General elections are scheduled to be held in three Caribbean Community countries before midyear and experts are predicting that the Freundel Stuart administration in Barbados will likely be the only one that could head to the opposition benches, largely because of tough economic conditions at home and general sloth in attending to major problems on the Eastern Caribbean island.
United Nations Secretary-General António Guterres had agreed to make a decision to send the decades-old Guyana-Venezuela border dispute to the World Court in the Netherlands for a once and for all settlement by the end of December, but more than a month after that deadline has passed, no decision has been made.

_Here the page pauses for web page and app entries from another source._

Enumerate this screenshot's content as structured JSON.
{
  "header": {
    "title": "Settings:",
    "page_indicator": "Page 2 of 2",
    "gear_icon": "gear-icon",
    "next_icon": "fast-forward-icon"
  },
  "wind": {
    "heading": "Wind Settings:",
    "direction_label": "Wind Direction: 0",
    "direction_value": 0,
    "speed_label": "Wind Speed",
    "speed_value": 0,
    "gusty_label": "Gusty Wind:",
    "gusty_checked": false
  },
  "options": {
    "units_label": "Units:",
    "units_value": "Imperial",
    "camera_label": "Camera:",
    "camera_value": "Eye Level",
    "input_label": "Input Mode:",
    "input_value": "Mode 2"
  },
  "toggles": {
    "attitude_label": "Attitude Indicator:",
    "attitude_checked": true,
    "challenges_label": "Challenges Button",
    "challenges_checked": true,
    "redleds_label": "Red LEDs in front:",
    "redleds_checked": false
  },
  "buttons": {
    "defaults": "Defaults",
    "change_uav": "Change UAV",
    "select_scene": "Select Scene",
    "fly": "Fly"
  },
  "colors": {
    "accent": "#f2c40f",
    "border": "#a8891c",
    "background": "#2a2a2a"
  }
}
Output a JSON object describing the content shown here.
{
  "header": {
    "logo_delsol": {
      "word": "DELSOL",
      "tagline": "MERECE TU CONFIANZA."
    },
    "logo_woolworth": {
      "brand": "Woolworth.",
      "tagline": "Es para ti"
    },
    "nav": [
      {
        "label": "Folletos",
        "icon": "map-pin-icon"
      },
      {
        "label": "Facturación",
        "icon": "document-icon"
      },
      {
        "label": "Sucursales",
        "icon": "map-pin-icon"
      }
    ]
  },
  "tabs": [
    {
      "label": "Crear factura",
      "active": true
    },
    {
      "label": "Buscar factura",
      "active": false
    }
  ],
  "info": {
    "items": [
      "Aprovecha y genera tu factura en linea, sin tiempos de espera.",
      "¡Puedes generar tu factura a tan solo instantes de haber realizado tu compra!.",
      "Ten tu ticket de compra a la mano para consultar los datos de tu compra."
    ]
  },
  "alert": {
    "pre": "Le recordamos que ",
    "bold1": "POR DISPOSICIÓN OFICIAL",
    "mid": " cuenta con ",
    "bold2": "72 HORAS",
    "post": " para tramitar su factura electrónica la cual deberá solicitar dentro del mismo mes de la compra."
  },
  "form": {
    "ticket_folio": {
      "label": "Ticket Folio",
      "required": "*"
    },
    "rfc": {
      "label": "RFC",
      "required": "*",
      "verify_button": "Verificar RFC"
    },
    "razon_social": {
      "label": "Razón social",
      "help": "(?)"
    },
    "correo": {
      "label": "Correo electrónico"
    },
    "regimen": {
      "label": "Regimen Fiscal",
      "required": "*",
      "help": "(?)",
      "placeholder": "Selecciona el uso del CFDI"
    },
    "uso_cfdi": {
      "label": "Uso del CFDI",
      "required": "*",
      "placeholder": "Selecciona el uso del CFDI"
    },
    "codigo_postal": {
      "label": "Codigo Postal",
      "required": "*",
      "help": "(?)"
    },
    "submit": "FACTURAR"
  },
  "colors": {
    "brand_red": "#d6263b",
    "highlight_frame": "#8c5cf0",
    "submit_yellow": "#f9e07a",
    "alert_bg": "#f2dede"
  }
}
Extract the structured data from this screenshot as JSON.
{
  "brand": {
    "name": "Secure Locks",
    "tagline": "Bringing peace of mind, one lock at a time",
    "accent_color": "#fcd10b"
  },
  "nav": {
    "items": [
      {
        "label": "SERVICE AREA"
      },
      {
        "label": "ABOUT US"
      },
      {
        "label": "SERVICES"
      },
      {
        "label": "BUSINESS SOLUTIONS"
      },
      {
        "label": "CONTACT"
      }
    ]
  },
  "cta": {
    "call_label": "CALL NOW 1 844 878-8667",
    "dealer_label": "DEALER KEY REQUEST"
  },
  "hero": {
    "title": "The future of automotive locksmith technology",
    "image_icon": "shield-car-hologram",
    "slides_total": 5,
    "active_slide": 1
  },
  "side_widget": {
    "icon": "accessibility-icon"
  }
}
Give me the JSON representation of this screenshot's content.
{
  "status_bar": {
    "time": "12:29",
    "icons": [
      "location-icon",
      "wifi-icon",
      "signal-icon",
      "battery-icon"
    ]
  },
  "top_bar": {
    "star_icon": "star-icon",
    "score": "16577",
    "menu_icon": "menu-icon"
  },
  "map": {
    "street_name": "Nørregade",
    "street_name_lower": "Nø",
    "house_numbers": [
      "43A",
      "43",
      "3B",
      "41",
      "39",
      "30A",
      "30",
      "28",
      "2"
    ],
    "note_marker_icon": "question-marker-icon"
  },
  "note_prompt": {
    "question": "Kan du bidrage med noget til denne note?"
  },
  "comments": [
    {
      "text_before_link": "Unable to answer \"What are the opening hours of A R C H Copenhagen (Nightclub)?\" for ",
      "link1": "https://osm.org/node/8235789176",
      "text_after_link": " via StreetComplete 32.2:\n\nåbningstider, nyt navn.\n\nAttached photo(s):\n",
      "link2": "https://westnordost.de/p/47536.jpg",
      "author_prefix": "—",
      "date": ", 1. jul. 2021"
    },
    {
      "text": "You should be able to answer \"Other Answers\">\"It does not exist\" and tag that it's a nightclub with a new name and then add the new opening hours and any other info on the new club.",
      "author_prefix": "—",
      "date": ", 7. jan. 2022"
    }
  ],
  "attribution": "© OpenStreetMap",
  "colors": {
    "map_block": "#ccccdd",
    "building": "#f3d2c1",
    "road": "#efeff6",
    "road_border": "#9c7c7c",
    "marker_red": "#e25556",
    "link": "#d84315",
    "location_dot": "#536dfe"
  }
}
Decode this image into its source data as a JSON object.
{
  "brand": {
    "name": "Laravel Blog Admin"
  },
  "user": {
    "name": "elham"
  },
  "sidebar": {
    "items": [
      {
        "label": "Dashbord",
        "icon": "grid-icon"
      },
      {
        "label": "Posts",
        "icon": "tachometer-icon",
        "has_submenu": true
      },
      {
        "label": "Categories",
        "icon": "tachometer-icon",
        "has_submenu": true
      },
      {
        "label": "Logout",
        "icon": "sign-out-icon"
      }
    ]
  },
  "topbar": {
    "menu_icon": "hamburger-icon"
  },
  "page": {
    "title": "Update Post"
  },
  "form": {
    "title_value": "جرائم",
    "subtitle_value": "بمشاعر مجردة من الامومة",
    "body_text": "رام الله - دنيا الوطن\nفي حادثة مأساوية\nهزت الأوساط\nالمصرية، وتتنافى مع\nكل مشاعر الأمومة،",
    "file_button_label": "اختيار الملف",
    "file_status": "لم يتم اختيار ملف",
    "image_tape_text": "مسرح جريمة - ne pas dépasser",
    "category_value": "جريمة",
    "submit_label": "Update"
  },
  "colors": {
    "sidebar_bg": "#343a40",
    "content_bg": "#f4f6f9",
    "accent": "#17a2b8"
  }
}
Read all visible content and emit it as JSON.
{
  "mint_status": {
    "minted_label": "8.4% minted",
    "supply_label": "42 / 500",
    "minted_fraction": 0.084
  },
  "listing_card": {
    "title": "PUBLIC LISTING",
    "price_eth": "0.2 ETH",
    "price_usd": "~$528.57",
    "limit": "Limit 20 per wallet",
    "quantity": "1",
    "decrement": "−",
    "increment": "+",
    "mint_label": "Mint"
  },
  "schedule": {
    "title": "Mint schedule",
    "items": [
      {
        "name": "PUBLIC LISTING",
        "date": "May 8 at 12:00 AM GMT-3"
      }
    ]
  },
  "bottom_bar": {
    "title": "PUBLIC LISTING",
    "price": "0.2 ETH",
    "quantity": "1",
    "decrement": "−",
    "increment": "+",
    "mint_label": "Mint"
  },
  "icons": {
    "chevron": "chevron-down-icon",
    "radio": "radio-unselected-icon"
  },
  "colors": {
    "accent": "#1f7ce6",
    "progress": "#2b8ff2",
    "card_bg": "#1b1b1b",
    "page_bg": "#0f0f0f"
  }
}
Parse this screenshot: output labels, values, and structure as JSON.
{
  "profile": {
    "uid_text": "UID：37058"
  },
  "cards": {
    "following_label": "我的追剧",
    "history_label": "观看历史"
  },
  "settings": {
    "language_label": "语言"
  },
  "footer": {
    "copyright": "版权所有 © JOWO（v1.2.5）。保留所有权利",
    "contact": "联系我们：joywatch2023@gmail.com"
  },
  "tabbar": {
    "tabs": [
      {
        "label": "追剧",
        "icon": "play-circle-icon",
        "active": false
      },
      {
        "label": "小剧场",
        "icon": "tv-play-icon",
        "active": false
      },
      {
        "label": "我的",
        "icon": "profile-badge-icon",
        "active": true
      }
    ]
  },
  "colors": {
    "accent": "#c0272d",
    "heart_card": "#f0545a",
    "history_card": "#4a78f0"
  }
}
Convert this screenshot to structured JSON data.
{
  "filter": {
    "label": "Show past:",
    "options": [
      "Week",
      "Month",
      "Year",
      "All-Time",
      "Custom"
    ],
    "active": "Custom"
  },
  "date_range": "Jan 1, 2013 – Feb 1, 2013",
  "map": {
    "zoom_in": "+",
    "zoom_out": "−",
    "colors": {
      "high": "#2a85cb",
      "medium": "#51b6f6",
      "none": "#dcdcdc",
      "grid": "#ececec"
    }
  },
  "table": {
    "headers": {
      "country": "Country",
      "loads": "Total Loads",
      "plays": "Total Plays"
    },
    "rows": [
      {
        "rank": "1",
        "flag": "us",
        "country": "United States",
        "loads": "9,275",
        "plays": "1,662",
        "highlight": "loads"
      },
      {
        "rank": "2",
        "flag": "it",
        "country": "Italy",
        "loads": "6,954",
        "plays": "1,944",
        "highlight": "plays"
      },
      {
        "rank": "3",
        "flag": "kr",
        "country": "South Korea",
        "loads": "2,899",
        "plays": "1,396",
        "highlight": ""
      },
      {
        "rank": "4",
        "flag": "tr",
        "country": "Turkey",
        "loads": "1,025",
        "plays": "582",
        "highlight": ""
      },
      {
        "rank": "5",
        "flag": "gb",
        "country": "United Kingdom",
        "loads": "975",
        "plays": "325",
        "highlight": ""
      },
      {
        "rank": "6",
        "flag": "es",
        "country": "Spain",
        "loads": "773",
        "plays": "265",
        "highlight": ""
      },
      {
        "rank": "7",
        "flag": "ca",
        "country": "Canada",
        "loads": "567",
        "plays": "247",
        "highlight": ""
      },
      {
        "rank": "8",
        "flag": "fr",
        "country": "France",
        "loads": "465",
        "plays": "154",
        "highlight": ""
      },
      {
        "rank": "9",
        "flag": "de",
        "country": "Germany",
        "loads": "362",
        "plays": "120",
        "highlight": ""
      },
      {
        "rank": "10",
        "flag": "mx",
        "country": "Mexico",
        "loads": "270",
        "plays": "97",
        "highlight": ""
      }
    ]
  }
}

Calling President Donald Trump’s remarks about Haiti and African immigrants repulsive, the 15-nation Caribbean single trading bloc flayed Trump for his outburst, calling them unenlightened views.
Guyana’s government on the weekend hailed the latest offshore oil and gas find as the largest to date and suggested that life in that country, which hosts the 15-nation Caribbean trade bloc’s secretariat, will certainly see a major transformation after the first barrel is pumped from the seabed in the first quarter of 2020.
The start of the 2018 hurricane season is a mere six months away, but Caribbean leaders are hoping that the region would win a respite in the new year from the power and ravages of nature after living through the horrors and devastation of 2017.
The 15 victims were rounded up from their homes by heavily armed soldiers, taken to a fort just next door to today’s presidential complex and parliament and shot for allegedly hatching plans to topple the military regime.
For most who attended last week’s high level conference in New York to raise funds to rebuild hurricane-battered nations, the effort was a resounding success, with more than $2 billion in loans and grants pledged by Western donor nations and multilateral agencies such as the World Bank, but it has now become clear that one of the hardest hit islands will receive much less than expected to help it begin to pick up the pieces.
Caribbean leaders and officials were in New York this week for a major international pledging conference aimed at raising more than $3 billion to help rebuild several islands nations that were pulverized by back-to-back Category 5 hurricanes this season the 15-nation bloc said Monday.
Caribbean leaders and high officials from countries that were pulverized by the stronger than usual 2017 hurricane season are headed to New York for a major international donor’s conference in November, where they hope to raise well in excess of $2 billion, mostly in grant aid, to help affected countries rebuild better, stronger and smarter ahead of next year’s storm season.
With the infrastructure of so many countries devastated by the record-setting 2017 hurricane season, tourist arrivals to Caribbean destinations are expected to plunge significantly this year.
Coverage of the 2017 hurricane season is slowly disappearing from the major newspapers and from the daily lineup of media houses in the Caribbean less than a month after two of the worst storms ever to have passed through the region caused extensive damage to more than a dozen countries or cities stretching from Dominica to Florida in the U.S.